Requirement: Lines in which "Share" appears should be pulled from the data below.

====

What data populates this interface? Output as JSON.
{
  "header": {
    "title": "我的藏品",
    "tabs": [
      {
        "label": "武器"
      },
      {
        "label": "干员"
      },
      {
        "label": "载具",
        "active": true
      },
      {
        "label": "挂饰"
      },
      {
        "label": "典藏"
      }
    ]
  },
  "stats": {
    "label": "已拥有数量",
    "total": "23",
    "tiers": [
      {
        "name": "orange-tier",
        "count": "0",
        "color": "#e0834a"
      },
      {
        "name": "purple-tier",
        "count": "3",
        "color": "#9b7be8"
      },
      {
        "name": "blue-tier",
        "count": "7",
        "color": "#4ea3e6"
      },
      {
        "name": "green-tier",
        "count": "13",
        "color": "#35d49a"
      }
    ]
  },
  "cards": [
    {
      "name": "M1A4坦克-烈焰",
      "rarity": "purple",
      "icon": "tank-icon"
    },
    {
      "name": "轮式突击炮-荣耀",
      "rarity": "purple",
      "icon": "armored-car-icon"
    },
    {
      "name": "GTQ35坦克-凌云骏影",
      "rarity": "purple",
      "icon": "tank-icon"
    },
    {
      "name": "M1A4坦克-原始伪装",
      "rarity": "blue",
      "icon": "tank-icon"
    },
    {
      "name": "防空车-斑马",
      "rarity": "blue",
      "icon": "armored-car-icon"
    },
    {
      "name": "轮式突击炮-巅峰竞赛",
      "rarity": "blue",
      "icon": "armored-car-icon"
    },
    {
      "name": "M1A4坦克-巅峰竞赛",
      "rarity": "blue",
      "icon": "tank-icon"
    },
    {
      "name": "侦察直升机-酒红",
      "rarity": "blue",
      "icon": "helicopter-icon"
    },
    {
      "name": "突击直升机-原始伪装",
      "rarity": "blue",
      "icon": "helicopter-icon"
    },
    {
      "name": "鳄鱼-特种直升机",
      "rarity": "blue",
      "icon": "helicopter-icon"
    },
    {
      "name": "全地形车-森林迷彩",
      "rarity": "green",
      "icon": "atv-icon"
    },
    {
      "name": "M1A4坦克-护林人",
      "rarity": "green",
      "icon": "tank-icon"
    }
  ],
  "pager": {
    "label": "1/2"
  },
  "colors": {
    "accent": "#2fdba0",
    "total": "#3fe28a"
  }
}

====

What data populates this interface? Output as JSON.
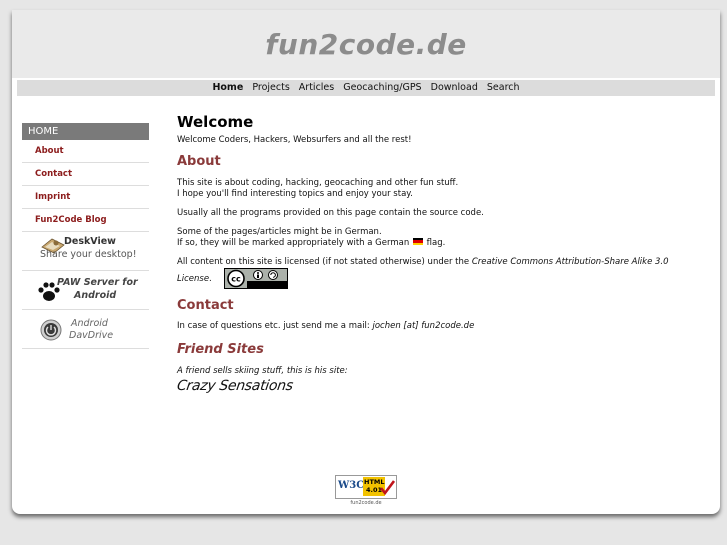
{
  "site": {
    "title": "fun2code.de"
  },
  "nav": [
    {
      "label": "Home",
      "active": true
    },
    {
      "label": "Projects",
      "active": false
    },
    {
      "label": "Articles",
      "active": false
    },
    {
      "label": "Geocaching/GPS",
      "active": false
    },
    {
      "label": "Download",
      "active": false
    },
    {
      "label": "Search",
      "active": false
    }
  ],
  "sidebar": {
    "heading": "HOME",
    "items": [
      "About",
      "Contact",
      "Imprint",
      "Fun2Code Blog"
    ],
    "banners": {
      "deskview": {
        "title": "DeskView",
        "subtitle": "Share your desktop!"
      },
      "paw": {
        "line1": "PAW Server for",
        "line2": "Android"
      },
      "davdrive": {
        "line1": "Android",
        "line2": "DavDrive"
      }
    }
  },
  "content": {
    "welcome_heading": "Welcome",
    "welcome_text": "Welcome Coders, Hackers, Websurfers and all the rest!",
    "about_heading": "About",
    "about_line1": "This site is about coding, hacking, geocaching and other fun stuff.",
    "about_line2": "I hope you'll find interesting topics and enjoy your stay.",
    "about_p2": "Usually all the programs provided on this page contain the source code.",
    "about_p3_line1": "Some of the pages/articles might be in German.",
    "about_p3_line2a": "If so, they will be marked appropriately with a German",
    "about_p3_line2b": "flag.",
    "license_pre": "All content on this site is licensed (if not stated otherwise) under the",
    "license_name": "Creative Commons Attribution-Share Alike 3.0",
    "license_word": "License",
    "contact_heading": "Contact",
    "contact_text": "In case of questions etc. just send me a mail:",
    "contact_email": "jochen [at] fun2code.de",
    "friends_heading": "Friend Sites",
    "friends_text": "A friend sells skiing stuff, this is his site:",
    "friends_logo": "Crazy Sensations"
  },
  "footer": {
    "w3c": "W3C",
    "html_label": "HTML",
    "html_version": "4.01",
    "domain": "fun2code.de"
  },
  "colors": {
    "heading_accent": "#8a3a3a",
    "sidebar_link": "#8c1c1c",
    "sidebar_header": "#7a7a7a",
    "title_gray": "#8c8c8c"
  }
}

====

Result:
        "subtitle": "Share your desktop!"
    "license_name": "Creative Commons Attribution-Share Alike 3.0",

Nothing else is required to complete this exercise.